Problem requirements :: All lines of the records below that contain the word "name" must be listed.

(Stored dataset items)
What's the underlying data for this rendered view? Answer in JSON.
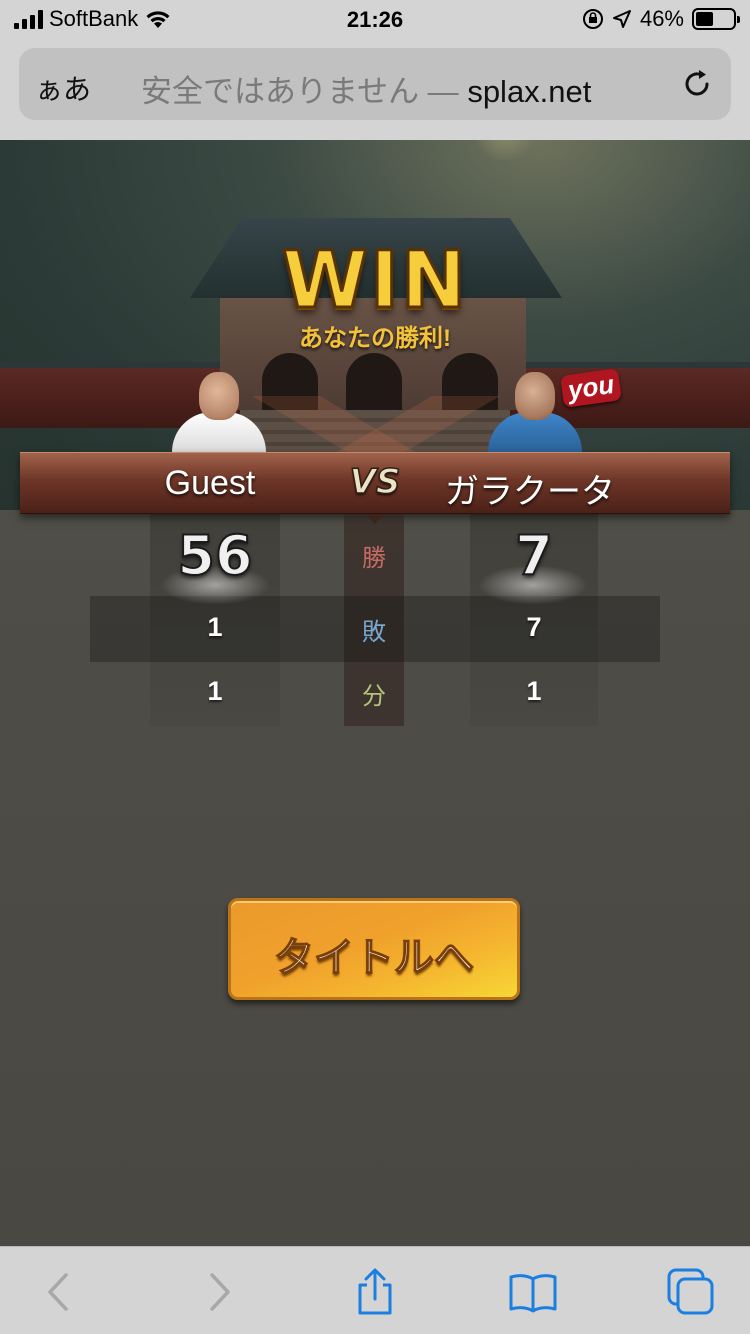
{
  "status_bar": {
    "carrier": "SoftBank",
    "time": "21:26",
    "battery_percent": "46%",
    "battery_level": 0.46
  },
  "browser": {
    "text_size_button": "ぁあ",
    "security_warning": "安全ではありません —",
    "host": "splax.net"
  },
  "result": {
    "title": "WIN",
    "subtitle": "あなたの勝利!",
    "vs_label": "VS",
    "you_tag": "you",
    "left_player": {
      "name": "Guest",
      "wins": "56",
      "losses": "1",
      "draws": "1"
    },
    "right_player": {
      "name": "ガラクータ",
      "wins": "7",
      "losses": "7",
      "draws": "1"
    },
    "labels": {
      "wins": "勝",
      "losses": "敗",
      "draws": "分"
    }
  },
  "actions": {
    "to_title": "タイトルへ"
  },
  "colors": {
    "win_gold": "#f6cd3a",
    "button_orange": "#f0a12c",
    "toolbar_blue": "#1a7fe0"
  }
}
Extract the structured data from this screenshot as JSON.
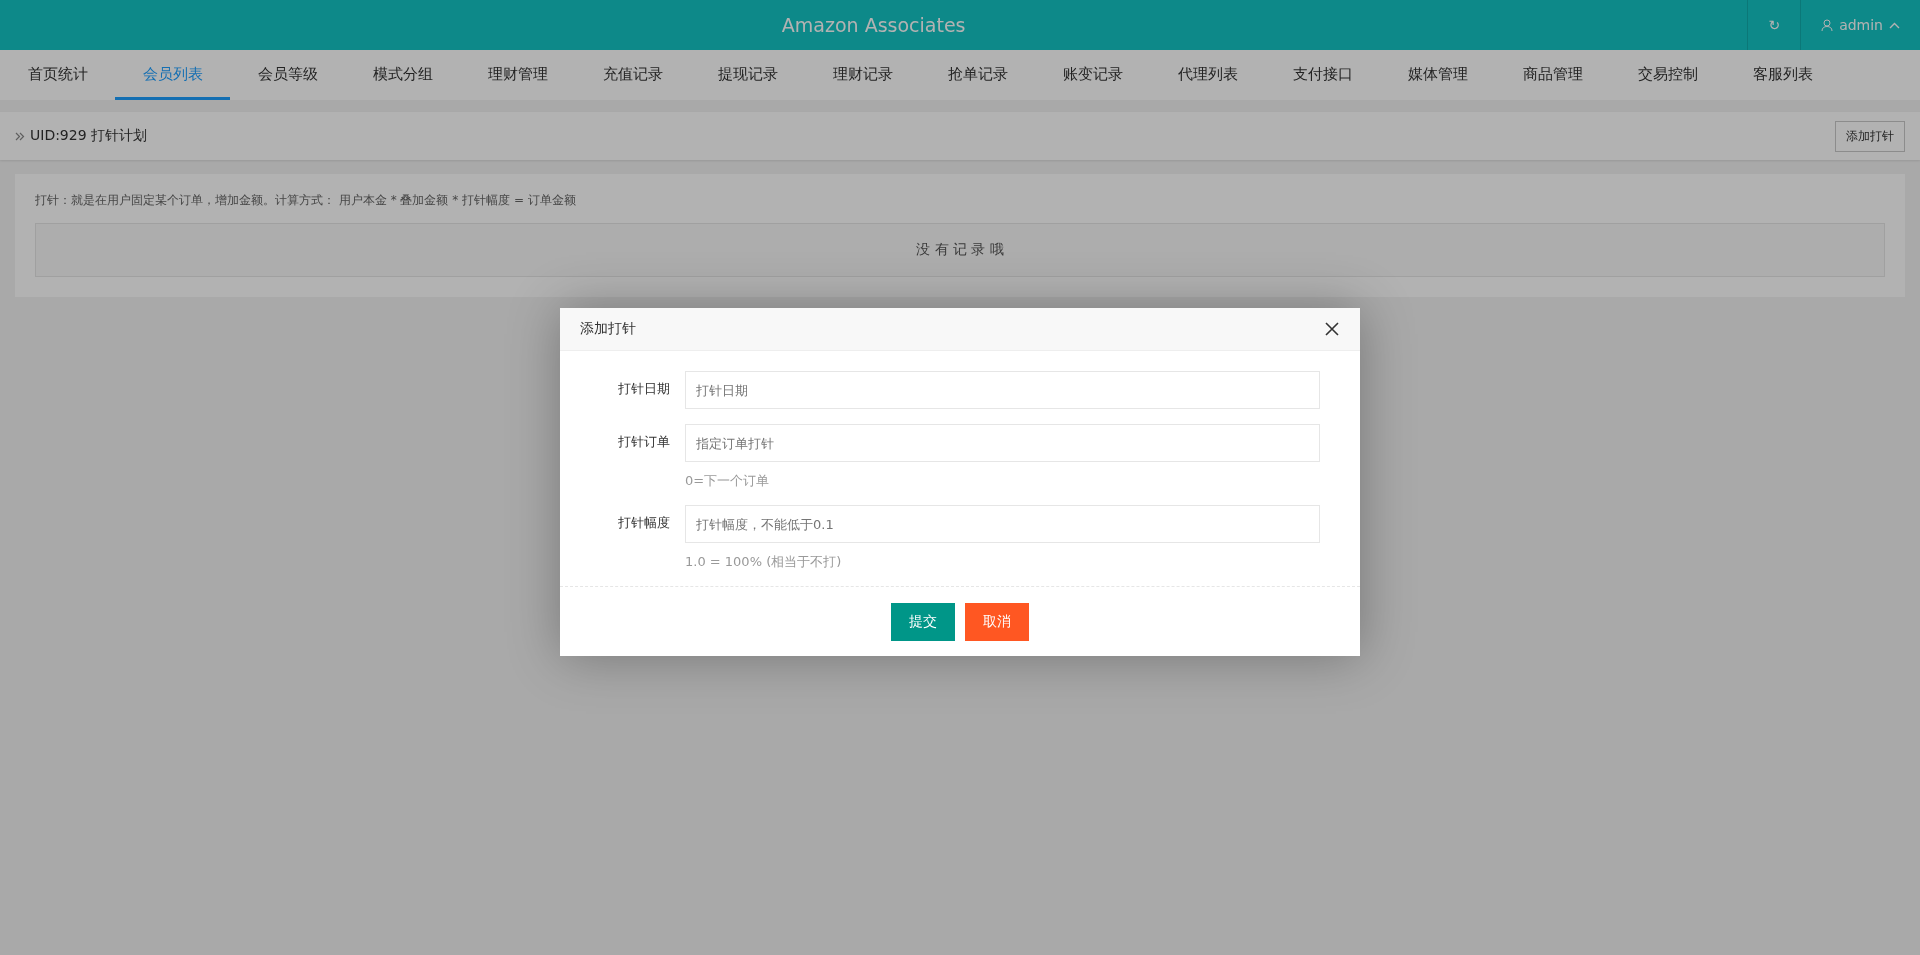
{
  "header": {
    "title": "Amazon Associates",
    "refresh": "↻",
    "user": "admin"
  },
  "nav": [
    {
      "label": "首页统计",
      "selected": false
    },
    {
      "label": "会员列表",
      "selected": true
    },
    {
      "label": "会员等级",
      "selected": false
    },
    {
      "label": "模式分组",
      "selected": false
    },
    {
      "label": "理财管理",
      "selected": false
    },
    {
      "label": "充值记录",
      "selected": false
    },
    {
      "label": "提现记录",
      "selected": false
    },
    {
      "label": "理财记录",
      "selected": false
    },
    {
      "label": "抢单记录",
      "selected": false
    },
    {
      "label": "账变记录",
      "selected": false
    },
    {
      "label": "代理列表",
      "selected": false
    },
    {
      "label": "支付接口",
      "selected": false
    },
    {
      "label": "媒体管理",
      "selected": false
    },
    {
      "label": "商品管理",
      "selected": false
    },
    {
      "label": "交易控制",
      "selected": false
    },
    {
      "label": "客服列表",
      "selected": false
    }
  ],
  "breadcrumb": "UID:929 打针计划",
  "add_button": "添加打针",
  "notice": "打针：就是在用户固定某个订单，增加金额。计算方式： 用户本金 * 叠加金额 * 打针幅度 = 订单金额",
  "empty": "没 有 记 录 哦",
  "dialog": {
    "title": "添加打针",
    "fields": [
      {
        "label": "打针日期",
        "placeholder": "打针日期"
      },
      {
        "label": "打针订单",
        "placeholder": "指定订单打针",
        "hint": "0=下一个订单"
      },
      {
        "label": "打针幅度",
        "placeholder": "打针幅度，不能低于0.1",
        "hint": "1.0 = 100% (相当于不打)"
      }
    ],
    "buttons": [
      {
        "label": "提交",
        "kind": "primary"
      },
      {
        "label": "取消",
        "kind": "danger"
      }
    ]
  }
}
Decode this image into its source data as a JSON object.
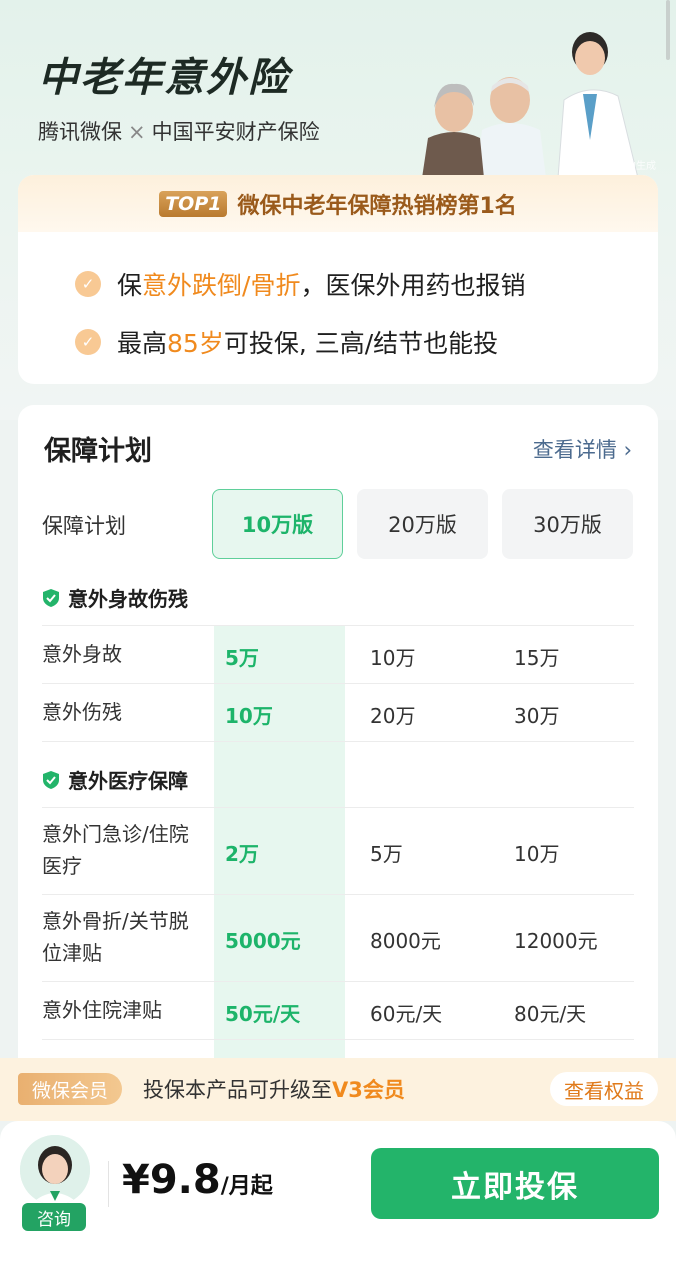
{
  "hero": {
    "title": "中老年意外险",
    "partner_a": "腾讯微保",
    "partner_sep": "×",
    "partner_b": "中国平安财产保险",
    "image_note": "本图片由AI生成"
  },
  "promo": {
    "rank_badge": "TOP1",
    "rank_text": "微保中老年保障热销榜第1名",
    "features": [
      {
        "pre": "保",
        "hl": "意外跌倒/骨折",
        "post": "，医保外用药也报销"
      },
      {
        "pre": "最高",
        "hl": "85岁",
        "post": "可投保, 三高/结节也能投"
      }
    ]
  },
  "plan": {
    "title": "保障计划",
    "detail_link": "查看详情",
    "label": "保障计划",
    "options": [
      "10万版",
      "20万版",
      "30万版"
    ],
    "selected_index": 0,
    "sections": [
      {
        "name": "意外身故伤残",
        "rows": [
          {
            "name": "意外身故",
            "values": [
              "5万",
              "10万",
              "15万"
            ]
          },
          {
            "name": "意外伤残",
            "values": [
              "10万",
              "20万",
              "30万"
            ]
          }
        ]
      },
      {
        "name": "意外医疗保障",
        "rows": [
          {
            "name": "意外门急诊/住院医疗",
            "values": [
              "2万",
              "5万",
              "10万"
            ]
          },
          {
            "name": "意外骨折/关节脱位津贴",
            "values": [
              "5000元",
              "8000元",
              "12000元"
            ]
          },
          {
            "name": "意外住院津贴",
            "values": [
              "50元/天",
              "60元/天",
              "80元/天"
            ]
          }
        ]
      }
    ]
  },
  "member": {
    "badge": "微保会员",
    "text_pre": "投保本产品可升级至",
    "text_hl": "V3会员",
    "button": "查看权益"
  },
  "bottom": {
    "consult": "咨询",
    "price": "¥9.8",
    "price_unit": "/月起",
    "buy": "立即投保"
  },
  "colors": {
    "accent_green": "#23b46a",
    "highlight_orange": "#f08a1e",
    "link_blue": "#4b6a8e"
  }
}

Result of this task ::
      "name": "Guest",
      "name": "ガラクータ",
        "name": "意外身故伤残",
            "name": "意外身故",
            "name": "意外伤残",
        "name": "意外医疗保障",
            "name": "意外门急诊/住院医疗",
            "name": "意外骨折/关节脱位津贴",
            "name": "意外住院津贴",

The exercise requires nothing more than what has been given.